> _What to produce_:
Will you give the material below again, every line exactly as it is?
Supplied records Block Start
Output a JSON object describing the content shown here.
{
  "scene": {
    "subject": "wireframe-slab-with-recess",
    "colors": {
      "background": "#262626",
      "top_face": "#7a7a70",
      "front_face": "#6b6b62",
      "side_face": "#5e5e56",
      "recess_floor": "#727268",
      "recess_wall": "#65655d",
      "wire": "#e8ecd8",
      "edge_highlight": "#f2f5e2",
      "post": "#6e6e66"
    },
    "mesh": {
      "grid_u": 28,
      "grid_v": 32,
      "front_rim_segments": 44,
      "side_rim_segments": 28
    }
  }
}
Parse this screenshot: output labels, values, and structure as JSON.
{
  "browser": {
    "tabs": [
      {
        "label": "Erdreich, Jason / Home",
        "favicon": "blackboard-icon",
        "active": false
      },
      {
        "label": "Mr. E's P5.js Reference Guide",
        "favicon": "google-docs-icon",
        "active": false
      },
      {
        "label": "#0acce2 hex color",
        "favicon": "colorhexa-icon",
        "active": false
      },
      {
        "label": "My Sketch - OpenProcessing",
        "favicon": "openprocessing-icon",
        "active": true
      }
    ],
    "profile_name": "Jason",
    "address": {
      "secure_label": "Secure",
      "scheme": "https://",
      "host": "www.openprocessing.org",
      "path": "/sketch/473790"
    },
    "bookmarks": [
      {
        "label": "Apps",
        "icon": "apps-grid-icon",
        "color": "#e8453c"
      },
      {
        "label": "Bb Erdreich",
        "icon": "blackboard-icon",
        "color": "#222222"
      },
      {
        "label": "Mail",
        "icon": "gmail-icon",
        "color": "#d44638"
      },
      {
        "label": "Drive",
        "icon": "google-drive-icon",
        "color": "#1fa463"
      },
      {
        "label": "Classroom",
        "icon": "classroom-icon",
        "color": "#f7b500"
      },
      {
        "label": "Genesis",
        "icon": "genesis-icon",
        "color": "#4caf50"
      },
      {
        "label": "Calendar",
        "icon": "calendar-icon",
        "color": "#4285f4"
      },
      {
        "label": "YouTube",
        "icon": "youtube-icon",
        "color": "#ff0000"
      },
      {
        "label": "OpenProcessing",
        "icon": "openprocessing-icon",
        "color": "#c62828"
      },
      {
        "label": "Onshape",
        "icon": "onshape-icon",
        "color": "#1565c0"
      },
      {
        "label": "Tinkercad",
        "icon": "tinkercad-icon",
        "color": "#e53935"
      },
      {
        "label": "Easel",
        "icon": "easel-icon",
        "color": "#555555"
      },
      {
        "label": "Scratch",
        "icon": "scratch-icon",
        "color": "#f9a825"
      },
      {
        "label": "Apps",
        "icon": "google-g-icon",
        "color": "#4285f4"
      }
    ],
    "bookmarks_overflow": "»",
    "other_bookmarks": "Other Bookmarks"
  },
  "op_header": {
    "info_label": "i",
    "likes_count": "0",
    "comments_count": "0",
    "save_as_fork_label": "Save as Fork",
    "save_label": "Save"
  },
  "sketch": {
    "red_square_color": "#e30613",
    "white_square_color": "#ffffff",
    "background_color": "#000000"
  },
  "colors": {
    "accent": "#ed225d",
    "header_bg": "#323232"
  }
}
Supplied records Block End
> _Task solution_:
Output a JSON object describing the content shown here.
{
  "scene": {
    "subject": "wireframe-slab-with-recess",
    "colors": {
      "background": "#262626",
      "top_face": "#7a7a70",
      "front_face": "#6b6b62",
      "side_face": "#5e5e56",
      "recess_floor": "#727268",
      "recess_wall": "#65655d",
      "wire": "#e8ecd8",
      "edge_highlight": "#f2f5e2",
      "post": "#6e6e66"
    },
    "mesh": {
      "grid_u": 28,
      "grid_v": 32,
      "front_rim_segments": 44,
      "side_rim_segments": 28
    }
  }
}
Parse this screenshot: output labels, values, and structure as JSON.
{
  "browser": {
    "tabs": [
      {
        "label": "Erdreich, Jason / Home",
        "favicon": "blackboard-icon",
        "active": false
      },
      {
        "label": "Mr. E's P5.js Reference Guide",
        "favicon": "google-docs-icon",
        "active": false
      },
      {
        "label": "#0acce2 hex color",
        "favicon": "colorhexa-icon",
        "active": false
      },
      {
        "label": "My Sketch - OpenProcessing",
        "favicon": "openprocessing-icon",
        "active": true
      }
    ],
    "profile_name": "Jason",
    "address": {
      "secure_label": "Secure",
      "scheme": "https://",
      "host": "www.openprocessing.org",
      "path": "/sketch/473790"
    },
    "bookmarks": [
      {
        "label": "Apps",
        "icon": "apps-grid-icon",
        "color": "#e8453c"
      },
      {
        "label": "Bb Erdreich",
        "icon": "blackboard-icon",
        "color": "#222222"
      },
      {
        "label": "Mail",
        "icon": "gmail-icon",
        "color": "#d44638"
      },
      {
        "label": "Drive",
        "icon": "google-drive-icon",
        "color": "#1fa463"
      },
      {
        "label": "Classroom",
        "icon": "classroom-icon",
        "color": "#f7b500"
      },
      {
        "label": "Genesis",
        "icon": "genesis-icon",
        "color": "#4caf50"
      },
      {
        "label": "Calendar",
        "icon": "calendar-icon",
        "color": "#4285f4"
      },
      {
        "label": "YouTube",
        "icon": "youtube-icon",
        "color": "#ff0000"
      },
      {
        "label": "OpenProcessing",
        "icon": "openprocessing-icon",
        "color": "#c62828"
      },
      {
        "label": "Onshape",
        "icon": "onshape-icon",
        "color": "#1565c0"
      },
      {
        "label": "Tinkercad",
        "icon": "tinkercad-icon",
        "color": "#e53935"
      },
      {
        "label": "Easel",
        "icon": "easel-icon",
        "color": "#555555"
      },
      {
        "label": "Scratch",
        "icon": "scratch-icon",
        "color": "#f9a825"
      },
      {
        "label": "Apps",
        "icon": "google-g-icon",
        "color": "#4285f4"
      }
    ],
    "bookmarks_overflow": "»",
    "other_bookmarks": "Other Bookmarks"
  },
  "op_header": {
    "info_label": "i",
    "likes_count": "0",
    "comments_count": "0",
    "save_as_fork_label": "Save as Fork",
    "save_label": "Save"
  },
  "sketch": {
    "red_square_color": "#e30613",
    "white_square_color": "#ffffff",
    "background_color": "#000000"
  },
  "colors": {
    "accent": "#ed225d",
    "header_bg": "#323232"
  }
}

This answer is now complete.